People have been writing about Neil Woodford for years, his success as a fund manager has attracted the interest of financial writers and economists from the national papers and TV, so why recently has he been propelled, in investment terms, to the level of a household name?
About seven or eight years ago, the personal finance section in every Waterstones was bristling with biographies of or books by or books about Warren Buffett; the ‘sage of Omaha’ who famously refused to follow the herd and invest in anything with a .com after its name or simply any technology he didn’t understand, had become a celebrity.
Buffett’s fame and his standing was hardly anything new, ever since the 1920s and the era of frenzied over speculation that led to the Wall Street Crash, investors have become public heroes.
John J Raskob, the man who built the Empire State Building published a famous article just two months before the crash titled ‘Everyone Ought To Be Rich’ urging people to have blind faith in stocks and shares.
Raskob was perhaps the first celebrity investor, but as you can imagine, the public’s love affair with his was somewhat short lived.
Woodford, like Buffett, wisely avoided the .com boom in 2003, ignoring the short term feeding frenzy while he was running his High Income fund and the Invesco Perpetual Income fund.
In a Guardian article dating back to 2006, the working day of Neil Woodford was worlds away from the frenzy one normally associates with investing; at a quiet office in Henley On Thames, the lack of a frenetic pace and Woodford’s decisions often to ignore the pack mentality have clearly been part of his success.
In March this year he stepped down from heading his two celebrated funds to form Woodford Investment Management.

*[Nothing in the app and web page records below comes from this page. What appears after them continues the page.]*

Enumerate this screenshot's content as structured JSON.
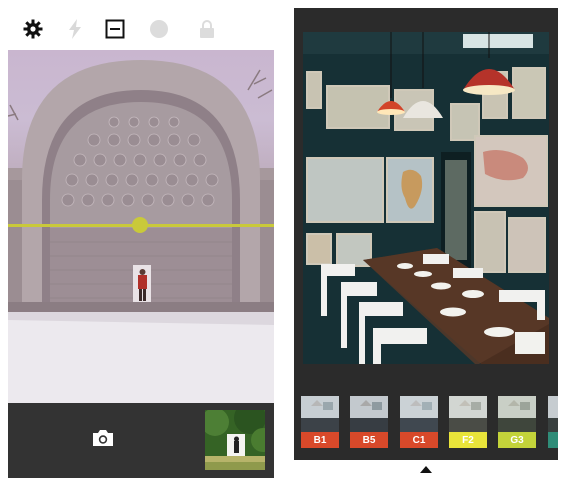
{
  "camera": {
    "toolbar": {
      "settings_icon": "gear-icon",
      "flash_icon": "flash-icon",
      "level_icon": "level-icon",
      "focus_icon": "circle-icon",
      "lock_icon": "lock-icon"
    },
    "level_color": "#c9c93a",
    "shutter_icon": "camera-icon"
  },
  "filters": {
    "items": [
      {
        "label": "B1",
        "color": "#d8492a"
      },
      {
        "label": "B5",
        "color": "#d8492a"
      },
      {
        "label": "C1",
        "color": "#d8492a"
      },
      {
        "label": "F2",
        "color": "#e9e43a"
      },
      {
        "label": "G3",
        "color": "#c3d33a"
      }
    ],
    "partial_color": "#2f8c78"
  }
}
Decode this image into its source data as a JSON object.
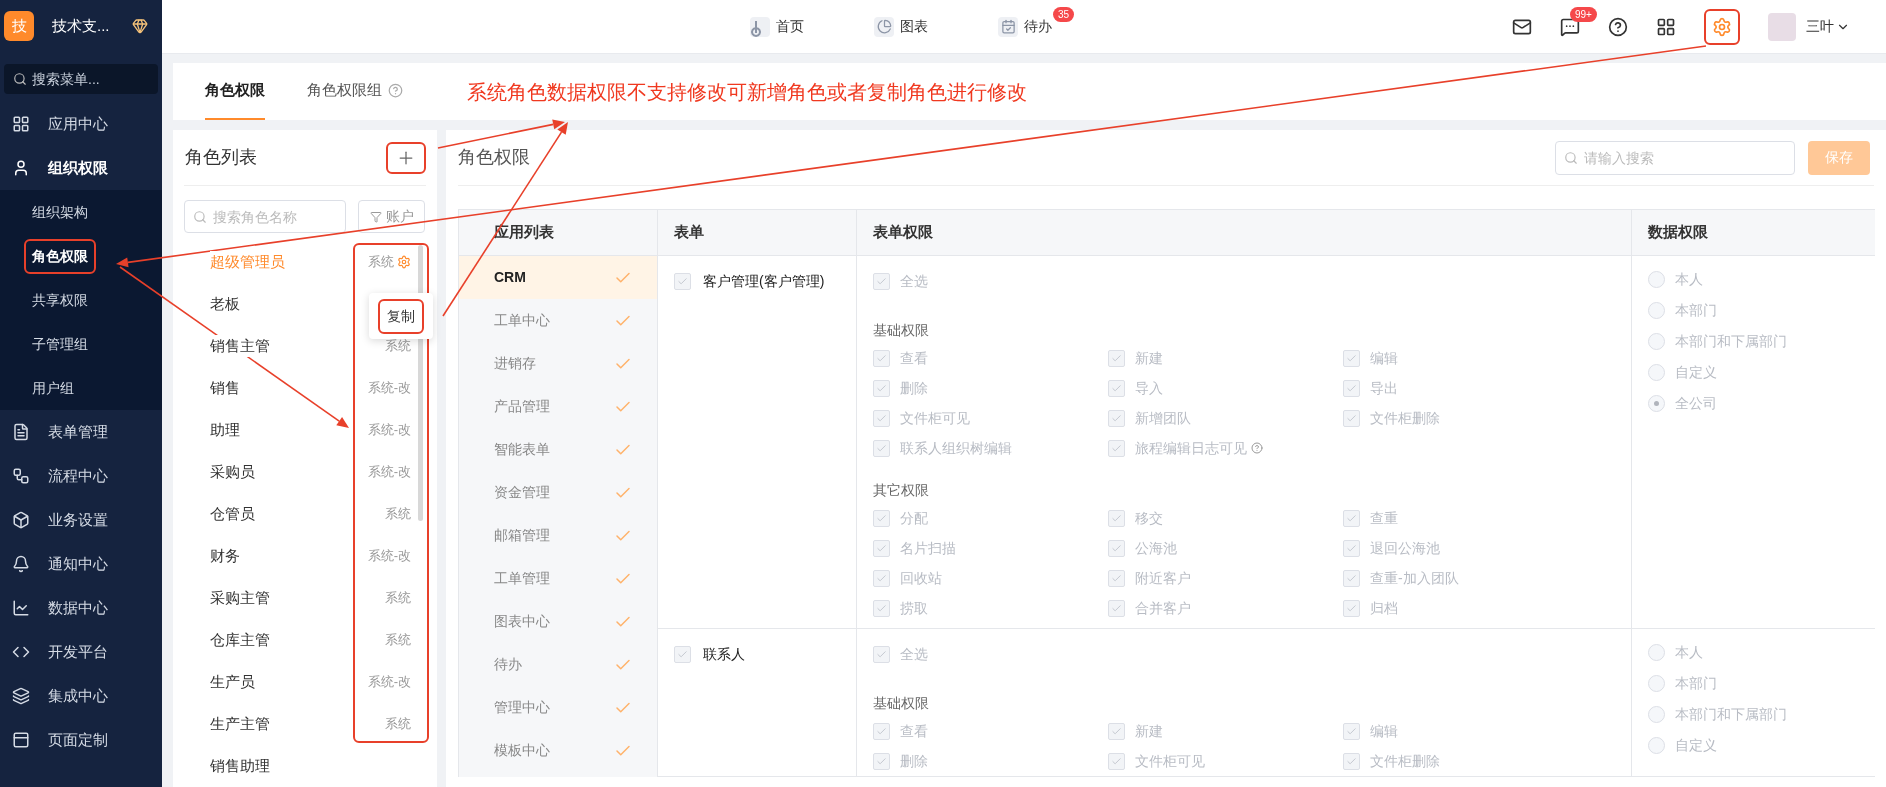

His successor at Invesco Mark Barnett explained Woodford’s philosophy and strategy; to invest long term and only in companies he has absolute faith in.
Often this has meant sticking to his investment decisions when the sector or companies he has invested in have ceased to be fashionable, exciting or zeitgeisty. He is a fan of tobacco stocks and has stuck with them even when it appeared increasingly likely that there would be a smoking ban in pubs and restaurants in the US and UK.
Irrespective of the ethics of the investment, the lesson is clear, by not giving in to either greed or fear (the two prime motivators for any investor), Woodford’s investments have soared.
Some £2bn in funds were withdrawn from Invesco when Woodford left, which gives us an insight into the faith that his clients have placed in him as an investment manager; the Telegraph reported last year that £1,000 invested with Invesco would have appreciated in value by £23,000 over the course of 25 years – extremely impressive performance for investors looking to build wealth in the long term.
Many of the clients that Woodford has enriched in the past two quarter century, including fund supermarket Hargreaves Lansdown have followed him to his new venture. The new rules around fund charge transparency have created new opportunities to invest in Woodford’s fund for less.
Hargreaves Lansdown themselves are offering a commission rate on Woodford’s fund of just over one percent (a more standard rate across the industry before the new rules was about 1.5 percent).
The reduction in fees is a change that is affecting funds across the industry so this is not an act of largesse, but altogether it adds up to an interesting opportunity for investors.